With Marvel, it’s difficult to just dive in. You can’t pick up a current book in many cases: you need to delve into the backlogs if you want to learn what shaped the characters and the events they reference. Infinity Gauntlet is a commonly recommended beginning, but there’s not quite a perfect starting point. To fully understand, you may have to delve into the wiki as much as you do the comic, and that’s simply not the best way for a universe to operate. While that’s not a good thing, it is the side effect of a good thing: the sheer size and number of stories lying within this great world.
On that note, let’s talk about Warhammer Fantasy and Warhammer 40,000 books published by Black Library that hold a million tales of a million heroes. These worlds are not as well known as Marvel, nor as old, but they are wonderful in their own right. Exemplars of their genres, they’re fleshed out wonderfully by dozens, if not hundreds of authors impassioned by the world Games Workshop has created.
These tales have their own pros over worlds like Marvel, where stories intersect and bounce off one another time and again. These worlds are simply gargantuan in size (especially in the case of 40K), and authors do not work together on projects. This would be a con if any had characters that shaped the history of the world, but most stories in these worlds are smaller in scale: heroes doing good, marines saving planets, and poor normal people trying to eke out an existence. They’re independent stories in wonderful worlds, meaning you only need a basic understanding of the universe to engorge yourself in a series, rather than knowing the history of all characters that have come before.
But of course, with every yin, there is a yang. So with these pros comes a con, and boy, is it a big one. Since these stories are told independently, things stagnate. A hero may have a great effect in his own story, but in another, he never existed — time never moves forward. In the official canon, history has been at the same point in time for oh so long, telling a multitude of tales at that one point. Though the stories are interesting and intricate, they do little to move the canon outside of their own internal struggle.
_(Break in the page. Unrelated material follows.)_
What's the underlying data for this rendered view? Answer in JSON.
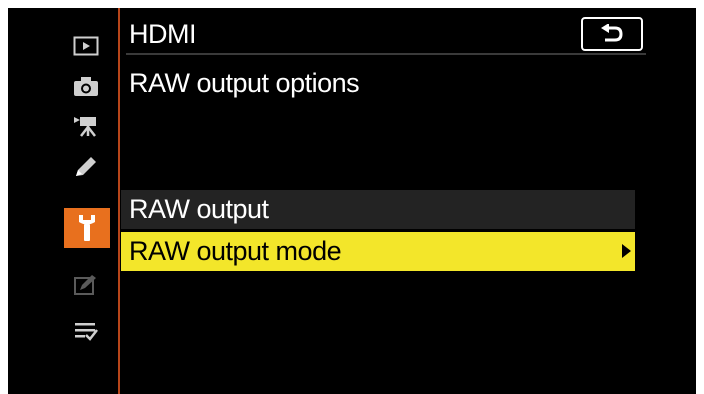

Finally, let’s take a look at the other side of the coin: the extended, extrapolated, and entirely explored universes all born from a single author’s head. Possibly the greatest example of this is of course the universe that Tolkien created for the Hobbit and Lord of the Rings. With a history over thousands of years, entire languages, cultures, and maps created all by one man, this world is one so thoroughly explored that few can ever hope to match it. There are plenty of examples of worlds created by one author that are trite, poorly explained, and never fully rendered in one’s mind except for what lies directly before the main character.
This is why I bring up Tolkien. With maybe the exception of Tom Bombadil (whom Tolkien admitted he included for his children), there is no one in this universe favored by the author. The universe feels alive and has a wonderful story to tell, but could support many more if he’d chosen so. Tolkien was a rare example of the extended universe done right by a single man, and one I admittedly have difficulty truly finding fault with.
Extended universes are wonderful things. They can mean that stories never have to come to an end, and that’s what all avid readers want when they fall in love with a world. They have their faults for certain, whether it be a tabletop game, comic book company, or one man with lots of time and more creativity than anyone could ever imagine. They certainly have their benefits — a satisfying ending that makes you content to leave the world behind is something that extended universes rarely have. But they’re wonderful in their own respects, and without them, the world would be a lonelier place.
Article by contributor Andrew Charlton.